40. New Zealand Part II

In wake of the recent mass shooting in Christchurch, I feel it necessary to acknowledge the devastating tragedy that has occurred. Having recently traveled to Christchurch and throughout New Zealand, I can say Kiwis are some of the friendliest, most sincere people I’ve met. They have an inclusive, caring culture and I send them my sincere condolences and support for any policy changes they feel appropriate so that this act cannot take place again. No one of any age, race, gender or religion should have to go through the terror of a mass shooting regardless of where they are in the world. Not to address these recent events and their impacts would be disrespectful and irresponsible to the loss of the people of New Zealand.

The second half of my trip in New Zealand involved meeting up with Mom and Dad. We had several days together in Tauranga region, about two hours East of Auckland on the North Island.

Exhibit A: Sheep. Mt. Mauganui, 2019.

The landscape was lush with rolling hills and many fields of corn. We held our breath as single lane highways poured themselves into narrow bridges. We whistled by passing cars, flicking by cows and streams of sheep. We stopped in at Little Lou’s cafe after inadvertently parking in a Wheelie Bin Services lot. Parking beside a dump truck, we hurried inside and helped ourselves to some gorgeous Chelsea buns and hot tea.

Once in Tauranga, we quickly discovered a grocery chain known as Pak’nSave. A merge of Costco and No Frills, I imagine this store is how most families afford to eat in New Zealand. They have a phenomenal wine selection (Daniel le Brun, anyone?) and a million kinds of fresh fruit and veg. The aisles are wide metal shelves that go to the ceiling, and tin foil isn’t $3 a roll. I would recommend going here for your grocery run!
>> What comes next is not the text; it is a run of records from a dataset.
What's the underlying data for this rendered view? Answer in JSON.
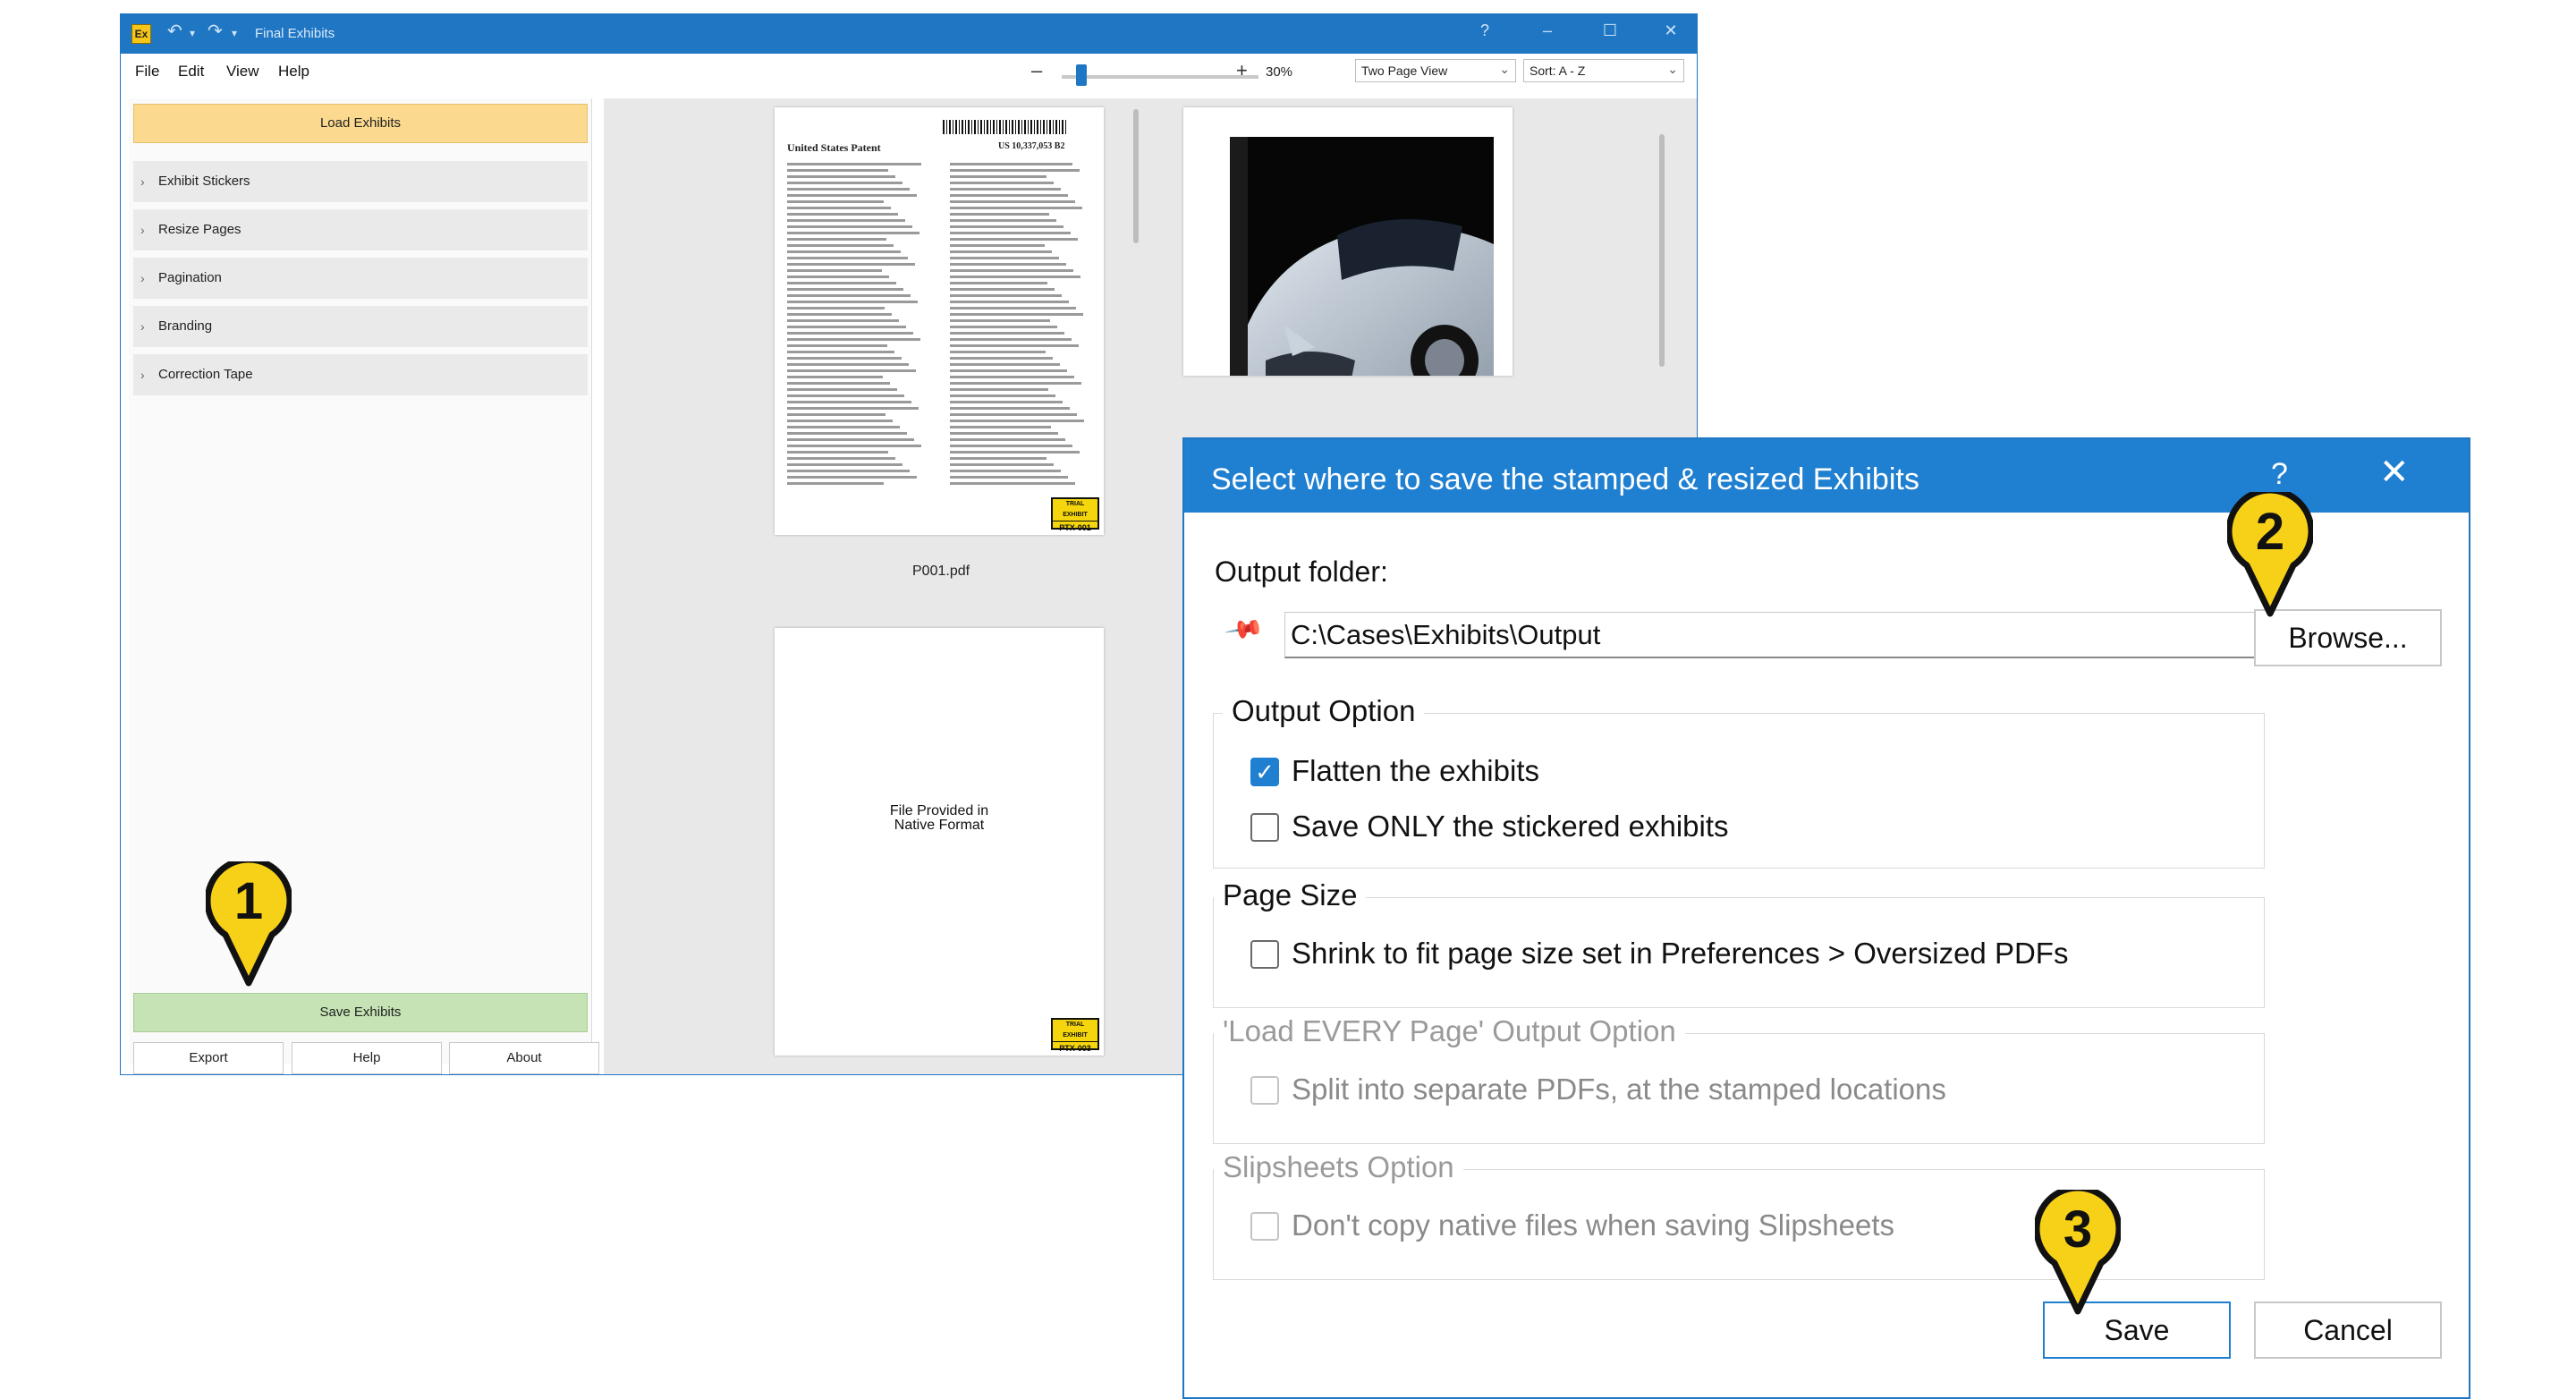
{
  "app": {
    "logo_text": "Ex",
    "undo_icon": "undo-icon",
    "redo_icon": "redo-icon",
    "title": "Final Exhibits",
    "help": "?",
    "minimize": "–",
    "maximize": "☐",
    "close": "✕",
    "menu": [
      "File",
      "Edit",
      "View",
      "Help"
    ],
    "zoom_minus": "–",
    "zoom_plus": "+",
    "zoom_value": "30%",
    "zoom_level_percent": 30,
    "view_mode": "Two Page View",
    "sort": "Sort: A - Z"
  },
  "left_panel": {
    "load_button": "Load Exhibits",
    "sections": [
      "Exhibit Stickers",
      "Resize Pages",
      "Pagination",
      "Branding",
      "Correction Tape"
    ],
    "save_button": "Save Exhibits",
    "export_button": "Export",
    "help_button": "Help",
    "about_button": "About"
  },
  "preview": {
    "page1_header": "United States Patent",
    "page1_number": "US 10,337,053 B2",
    "page1_sticker_top": "TRIAL EXHIBIT",
    "page1_sticker": "PTX-001",
    "page1_filename": "P001.pdf",
    "page2_text_1": "File Provided in",
    "page2_text_2": "Native Format",
    "page2_sticker_top": "TRIAL EXHIBIT",
    "page2_sticker": "PTX-003"
  },
  "dialog": {
    "title": "Select where to save the stamped & resized Exhibits",
    "help": "?",
    "close": "✕",
    "output_folder_label": "Output folder:",
    "output_folder_value": "C:\\Cases\\Exhibits\\Output",
    "browse_button": "Browse...",
    "output_option_title": "Output Option",
    "flatten_label": "Flatten the exhibits",
    "flatten_checked": true,
    "save_only_label": "Save ONLY the stickered exhibits",
    "save_only_checked": false,
    "page_size_title": "Page Size",
    "shrink_label": "Shrink to fit page size set in Preferences > Oversized PDFs",
    "shrink_checked": false,
    "load_every_title": "'Load EVERY Page' Output Option",
    "split_label": "Split into separate PDFs, at the stamped locations",
    "split_checked": false,
    "slipsheets_title": "Slipsheets Option",
    "native_label": "Don't copy native files when saving Slipsheets",
    "native_checked": false,
    "save_button": "Save",
    "cancel_button": "Cancel"
  },
  "callouts": [
    "1",
    "2",
    "3"
  ],
  "colors": {
    "accent": "#1f77c4",
    "load_button": "#fbd98e",
    "save_button": "#c5e3b4",
    "marker_fill": "#f7d117",
    "sticker": "#f5d50c"
  }
}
Mom at Mauao Mt Mauganui summit, 2019.

The following day we climbed Mauao Mount Mauganui, an extinct volcano twenty minutes away. Rising from the ocean with water on three sides, Mt Mauganui towers over the town. We took the gradual path to the summit in lieu of the stairs straight up. The views from the top were great, and the volcano functions as a park for locals.

Some of Dad’s precision photography skills. Karangahake gorge, 2019.

The day after we trekked some historic walks in a former gold mine. In Karangahake gorge, we were able to walk through the Hauraki trail, a 200 metre tunnel cut into the mountain for the former train. We took our own flashlight (torches) and were sprinkled with water as we walked. We also explored the former tram system and went through some more tunnels (no light at all there!) and saw the entrance to the mine itself. Our exploration was about 2 and a half hours, and I would recommend this experience to anyone for a morning outing or to those with metal detectors.

More dad photos of the trail. Wairere falls, 2019.
The view of Wairere falls, 2019.

The third day in, Wairere falls suddenly appears on our radar. The tallest waterfall on the North Island at 153 metres is nothing compared to the 5km hike through dense forest, rock grappling and a steep staircase just to get to the lookout. I have loads of fun on this track, through you have to have your wits about you and watch your feet for uneven ground. The parking lot is a grass field with fencing and was completely full by the time we left.

Redwood trees, looking up. Rotorua, 2019.

Our final day in the region, we stopped in Rotorua. Our least planned day, we shopped for jade jewellery for Mom and got some ice creams after lunch at the information centre. We did have plans for another drive and walk to a lake, but with time slipping away we stopped at the Redwood forest. Another walk through dense bush, we were happy with our choice of activity and in awe of the beauty of these hundred year old trees!

Dad, me, Mom. Rotorua Redwood forest hike, 2019.

On our way to our Airbnb in Pukekohe near Auckland, we had a last minute idea to go to the Botanical garden in Hamilton. If I have any sway over the things you do, I highly recommend you go to the Hamilton Gardens. We spent three hours walking around the various lawns and exhibits. Presented as an outdoor gallery and staging area with different themes, this garden will inspire you to plant your own flowers, vegetables, whatever. The first sections are by era – Japanese inspired rock gardens, English rose gardens, Roman-Grecian gardens, Indigenous gardens, then by theme – Alice and Wonderland, contemporary, herb, cosmetic and medicinal. We had lunch at the cafe which I also recommend, even if you only stop in for a coffee and a handmade treat. It’s a phenomenal garden and great spot for an afternoon.

The Italian Renaissance Garden. Hamilton, 2019.

That evening my parents and I had a quick dinner and enjoyed our views of sheep, emus and horses from a hot tub placed precariously on a hill. We got up early in the morning to beat the traffic to the airport, and said our goodbyes. My parents left on their cruise several hours later, and when I saw them ten days after they were relaxed and not looking forward to going back to shoveling snow.

Dad and Mom, Hamilton Gardens. Hamilton, 2019.